Biochemistry junior Anne Roe has loved science since seventh grade. That interest drew her to the classrooms of Northeastern and, on her most recent co-op, to a stem cell research lab at UCLA’s David Geffen School of Medicine.
“I’m very determined,” Roe said, after returning from California. “Ever since junior year of high school, I have only worked on science-related projects. Now, I’m focused on neurology and stem cell research.”
Roe’s tenacity is how she secured the co-op at UCLA. “If you want to be a part of something, you have to go to the top people,” she said.
Once she identified California as a hub of stem cell research activity, she reached out to scientists who work with stem cells.
Roe’s name and interest came to the attention of Dr. Martina Wiedau-Pazos, the member of UCLA’s neurology department who also oversees research into amyotrophic lateral sclerosis (ALS), also known as Lou Gehrig’s disease. She created a co-op position for Roe.
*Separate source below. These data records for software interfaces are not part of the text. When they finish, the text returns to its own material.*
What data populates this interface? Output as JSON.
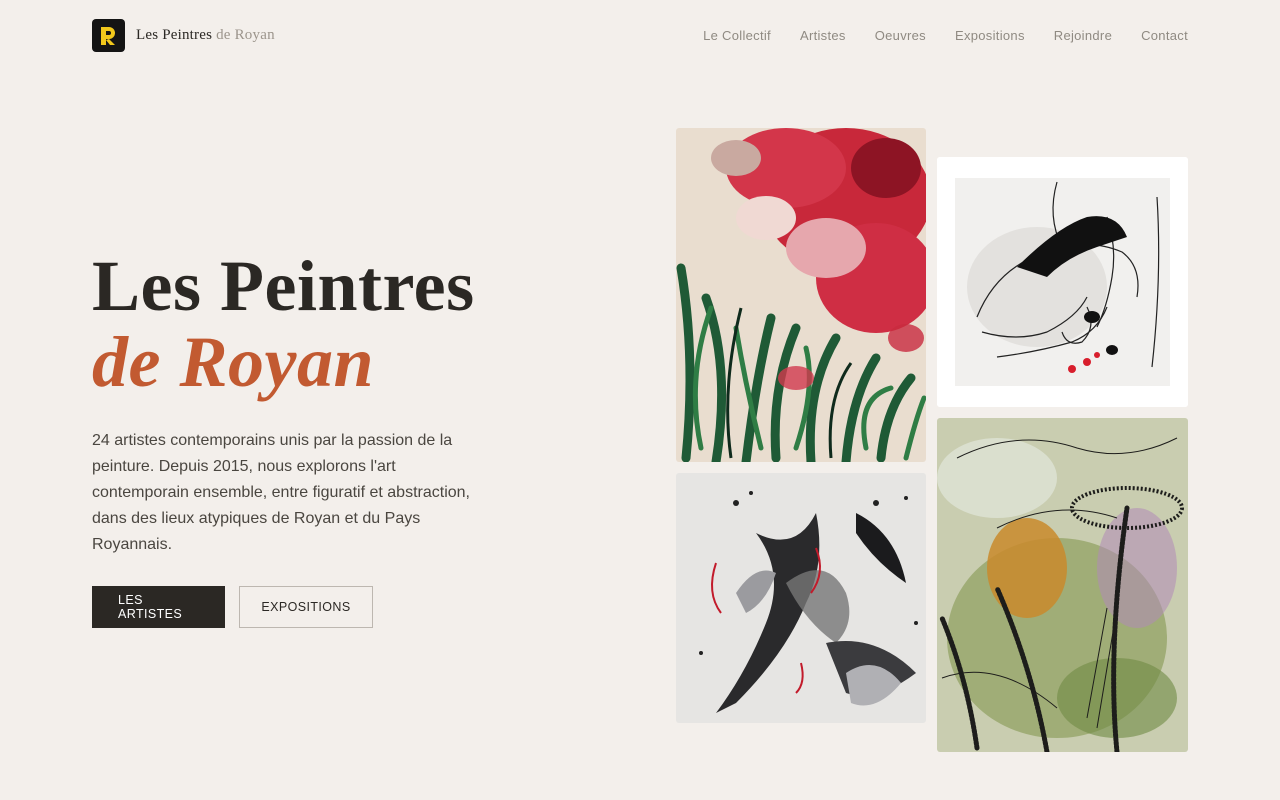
{
  "brand": {
    "logo_icon": "pr-monogram-icon",
    "name_part1": "Les Peintres",
    "name_part2": "de Royan"
  },
  "nav": {
    "items": [
      "Le Collectif",
      "Artistes",
      "Oeuvres",
      "Expositions",
      "Rejoindre",
      "Contact"
    ]
  },
  "hero": {
    "title_line1": "Les Peintres",
    "title_line2": "de Royan",
    "description": "24 artistes contemporains unis par la passion de la peinture. Depuis 2015, nous explorons l'art contemporain ensemble, entre figuratif et abstraction, dans des lieux atypiques de Royan et du Pays Royannais.",
    "primary_button": "LES ARTISTES",
    "secondary_button": "EXPOSITIONS"
  },
  "colors": {
    "background": "#f3efeb",
    "text_dark": "#2b2824",
    "accent": "#c25a31",
    "nav_text": "#8f8a82",
    "logo_yellow": "#f2c81c"
  }
}
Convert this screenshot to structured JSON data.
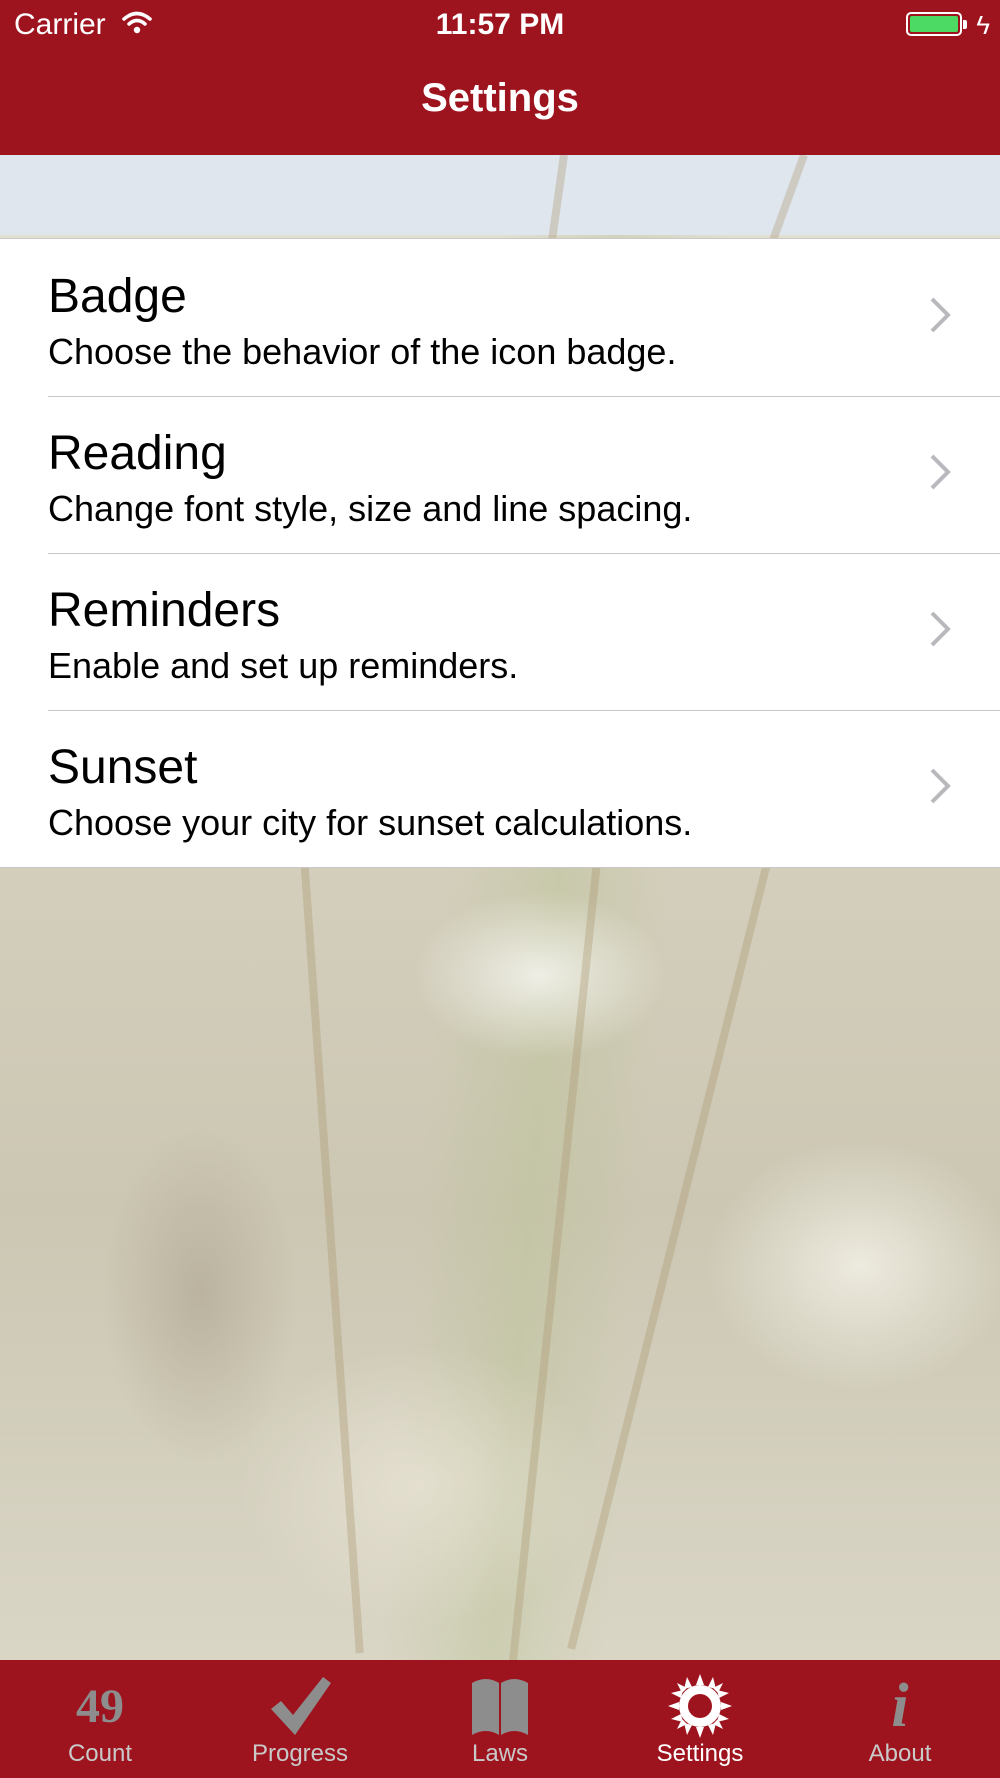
{
  "status_bar": {
    "carrier": "Carrier",
    "time": "11:57 PM",
    "battery_color": "#4cd964"
  },
  "nav": {
    "title": "Settings",
    "bar_color": "#9e141e"
  },
  "settings": {
    "items": [
      {
        "title": "Badge",
        "subtitle": "Choose the behavior of the icon badge.",
        "icon": "chevron-right-icon"
      },
      {
        "title": "Reading",
        "subtitle": "Change font style, size and line spacing.",
        "icon": "chevron-right-icon"
      },
      {
        "title": "Reminders",
        "subtitle": "Enable and set up reminders.",
        "icon": "chevron-right-icon"
      },
      {
        "title": "Sunset",
        "subtitle": "Choose your city for sunset calculations.",
        "icon": "chevron-right-icon"
      }
    ]
  },
  "tabbar": {
    "active": "Settings",
    "tabs": [
      {
        "label": "Count",
        "icon": "count-number-icon",
        "icon_text": "49"
      },
      {
        "label": "Progress",
        "icon": "checkmark-icon"
      },
      {
        "label": "Laws",
        "icon": "book-icon"
      },
      {
        "label": "Settings",
        "icon": "gear-icon"
      },
      {
        "label": "About",
        "icon": "info-icon"
      }
    ]
  }
}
“Networking is powerful and extremely useful,” Roe said. “By the time I got there, everyone associated with stem cells recognized my name. Mainly because I’d emailed them all at some point.”
She began her co-op by examining the role of astrocytes in the progression of ALS. Astrocytes are a type of cell found in the body’s nervous system. The project, however, was put on hold midstream.
Focus shifted to assisting in the research and development of a new human stem cell-derived model that could be used for more advanced study of ALS.
The scientific journal Disease Models & Mechanisms recently published a report on this research program, citing Roe as a co-contributor.
Roe’s co-op experience has confirmed that stem cell research is what she ultimately wants to pursue. “It’s something I’m interested in and there is still so much to learn.”
As senior year approaches, she’s already thinking about medical school — the next step that will help bring her closer to that goal. “I definitely want to earn my M.D. and end up either in California or Massachusetts,” Roe said.
Until then, she stays busy in the world of science, assisting on autopsies at Brigham & Women’s Hospital and working with Judy Newmark, a research scientist in Northeastern’s Warner Lab.